Though COVID-19 pandemic showed the world the importance of being prepared, the world is “dangerously unprepared” for future pandemics, warned the International Federation of the Red Cross and Red Crescent Societies (IFRC) in a scathing new report.
In its World Disasters Report released on January 30, 2022, the IFRC said “despite the COVID-19 pandemic showing the world the importance of being prepared, countries are not ready for another public health emergency.”
START PREPARE NOW AS WORLD IS BECOMING INCREASINGLY HAZARDOUS
The report mentions that 378 disasters In 2021 were recorded, – not including disease outbreaks – which is higher than the 20-year average of 337 disasters per year. Many countries had to respond to hazards like hurricanes and floods while also dealing with COVID-19. Much of the increase in hazards is driven by a rise in climate- and weather-related disasters. Alongside this, the 21st century has seen a wave of disease outbreaks, of which COVID-19 is just one, albeit the largest. This increasingly hazard-prone world demands a global effort to help communities develop preparedness, to reduce the burden of suffering and mortality, the report said.
The IFRC said “true preparedness means being ready for multiple hazards, not just one.” The report said that one of the biggest surprises of the COVID-19 pandemic was that many countries that were seemingly well prepared for a disease outbreak struggled to cope with the coronavirus. It also goes beyond pathogens: societies that prepare well for disease outbreaks but neglect to prepare for extreme weather events will still find themselves vulnerable if a hurricane strikes. Societies can only become resilient by developing disaster frameworks that can handle multiple types of hazard, which can occur simultaneously, the IFRC report said.
COUNTRIES UNPREPARED FOR COVID-19

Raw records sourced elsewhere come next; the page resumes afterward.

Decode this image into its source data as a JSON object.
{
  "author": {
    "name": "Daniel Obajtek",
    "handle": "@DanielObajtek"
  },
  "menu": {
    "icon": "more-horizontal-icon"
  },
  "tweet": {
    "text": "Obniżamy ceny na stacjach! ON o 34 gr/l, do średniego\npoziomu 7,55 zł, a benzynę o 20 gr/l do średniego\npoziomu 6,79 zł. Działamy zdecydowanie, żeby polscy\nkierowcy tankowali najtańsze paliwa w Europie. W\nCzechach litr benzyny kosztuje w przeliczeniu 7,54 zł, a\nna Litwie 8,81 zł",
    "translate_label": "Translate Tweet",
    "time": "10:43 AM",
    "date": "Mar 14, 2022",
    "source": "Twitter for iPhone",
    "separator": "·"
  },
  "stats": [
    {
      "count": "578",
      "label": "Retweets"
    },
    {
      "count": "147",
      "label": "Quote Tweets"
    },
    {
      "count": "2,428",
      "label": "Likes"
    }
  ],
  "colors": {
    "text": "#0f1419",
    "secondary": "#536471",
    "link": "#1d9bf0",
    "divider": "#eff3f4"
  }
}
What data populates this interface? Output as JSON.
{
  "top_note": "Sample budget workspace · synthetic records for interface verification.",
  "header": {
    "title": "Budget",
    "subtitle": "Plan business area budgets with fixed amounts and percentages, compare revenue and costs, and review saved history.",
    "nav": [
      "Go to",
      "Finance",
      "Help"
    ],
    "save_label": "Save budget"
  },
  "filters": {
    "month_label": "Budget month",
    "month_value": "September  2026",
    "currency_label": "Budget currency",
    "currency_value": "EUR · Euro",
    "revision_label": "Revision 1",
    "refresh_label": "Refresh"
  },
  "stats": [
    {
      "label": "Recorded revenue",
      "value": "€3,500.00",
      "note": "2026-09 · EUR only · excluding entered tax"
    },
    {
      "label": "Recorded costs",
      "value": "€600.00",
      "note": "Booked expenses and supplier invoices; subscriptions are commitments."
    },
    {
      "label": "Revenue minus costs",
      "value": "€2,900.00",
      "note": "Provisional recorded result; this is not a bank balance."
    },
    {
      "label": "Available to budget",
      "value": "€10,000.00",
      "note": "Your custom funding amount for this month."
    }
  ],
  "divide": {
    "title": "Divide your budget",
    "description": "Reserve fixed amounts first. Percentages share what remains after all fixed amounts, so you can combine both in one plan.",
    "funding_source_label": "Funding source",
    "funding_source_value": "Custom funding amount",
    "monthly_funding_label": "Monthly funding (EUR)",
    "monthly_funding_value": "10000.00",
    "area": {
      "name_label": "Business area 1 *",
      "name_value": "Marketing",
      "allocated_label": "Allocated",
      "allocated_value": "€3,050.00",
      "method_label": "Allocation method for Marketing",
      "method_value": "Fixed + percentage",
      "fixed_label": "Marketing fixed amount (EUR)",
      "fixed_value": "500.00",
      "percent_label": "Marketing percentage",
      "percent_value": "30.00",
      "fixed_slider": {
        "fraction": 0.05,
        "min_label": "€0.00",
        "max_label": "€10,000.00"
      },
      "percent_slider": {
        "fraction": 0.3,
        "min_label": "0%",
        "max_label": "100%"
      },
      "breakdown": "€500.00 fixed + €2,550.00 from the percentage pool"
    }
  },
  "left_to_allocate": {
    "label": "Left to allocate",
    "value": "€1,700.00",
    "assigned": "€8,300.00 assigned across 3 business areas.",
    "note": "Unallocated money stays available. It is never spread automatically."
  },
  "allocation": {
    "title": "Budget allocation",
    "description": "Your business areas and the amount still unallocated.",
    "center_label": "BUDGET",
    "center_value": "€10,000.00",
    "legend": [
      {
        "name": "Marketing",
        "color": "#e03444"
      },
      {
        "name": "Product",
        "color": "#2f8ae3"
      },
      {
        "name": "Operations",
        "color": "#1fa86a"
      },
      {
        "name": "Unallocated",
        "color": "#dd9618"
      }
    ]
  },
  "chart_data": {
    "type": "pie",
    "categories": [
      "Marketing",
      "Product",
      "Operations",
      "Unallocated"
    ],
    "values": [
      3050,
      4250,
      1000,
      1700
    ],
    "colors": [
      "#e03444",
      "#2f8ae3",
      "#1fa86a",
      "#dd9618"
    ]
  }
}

The report points out that several countries had not invested enough in preparedness at the local level and were not able to leverage the local preparedness that did exist. “Those countries most successful in combating the spread of COVID-19 had built resilient healthcare systems and social safety nets, and they had learned the lessons of previous coronavirus outbreaks like severe acute respiratory syndrome (SARS) in 2003. These countries still had to adapt and still found aspects of the pandemic difficult, but they had a cushion that others did not, the IFRC report stated.
IFRC Secretary General Jagan Chapagain said that the report underscores the importance of preparedness based on the principles of trust, equity, and local action.
“Trust, because pandemic countermeasures, including vaccines, public health information and isolation measures, will not be accepted unless there is trust. Equity, because pandemics thrive on and aggravate inequity and cannot be controlled until access to services and critical products, including vaccines, is guaranteed in law and available in practice. Local action, because pandemics begin and end in communities, and because governments need to leverage and support local action to build resilience, trust and agile health systems,” he said.
Further he mentioned in the Foreword that the report recommended several practical approaches and programmes that show how these principles can be addressed through community prevention and preparedness, stronger community health systems, protection and support of frontline responders, legal preparedness, and better use of local data.
KEY TO PREPAREDENESS
The IFRC says that preparedness is only effective if founded on trust, equity and local action. The report stresses that COVID-19 pandemic, as well as long experience with other crises, has taught that neglecting these factors has enormous social, economic, physical and mental costs. It further said that at every stage of the disaster management process – most crucially prior to an emergency – it is essential to build trust throughout communities and societies, something the COVID-19 pandemic made abundantly clear. When people trusted public health messages, they were willing to comply with public health measures that sometimes separated them from their families for months at a time in order to slow the spread of the disease and save lives.
In the report, IFRC states that major hazards like disease outbreaks and extreme weather events have extremely inequitable impacts, causing the most harm to those who are already poor, dispossessed or otherwise vulnerable. Further, the organisation stated that it is also corrosive to society if some groups are left to suffer the long-term impacts of a disaster. If a society isn’t helping everyone, it isn’t truly prepared. It is therefore essential to bolster social protection programmes, foster inclusion, and achieve universal health coverage.
They also said that preparedness must be local, because action at the community level is an essential component of any effective hazard response.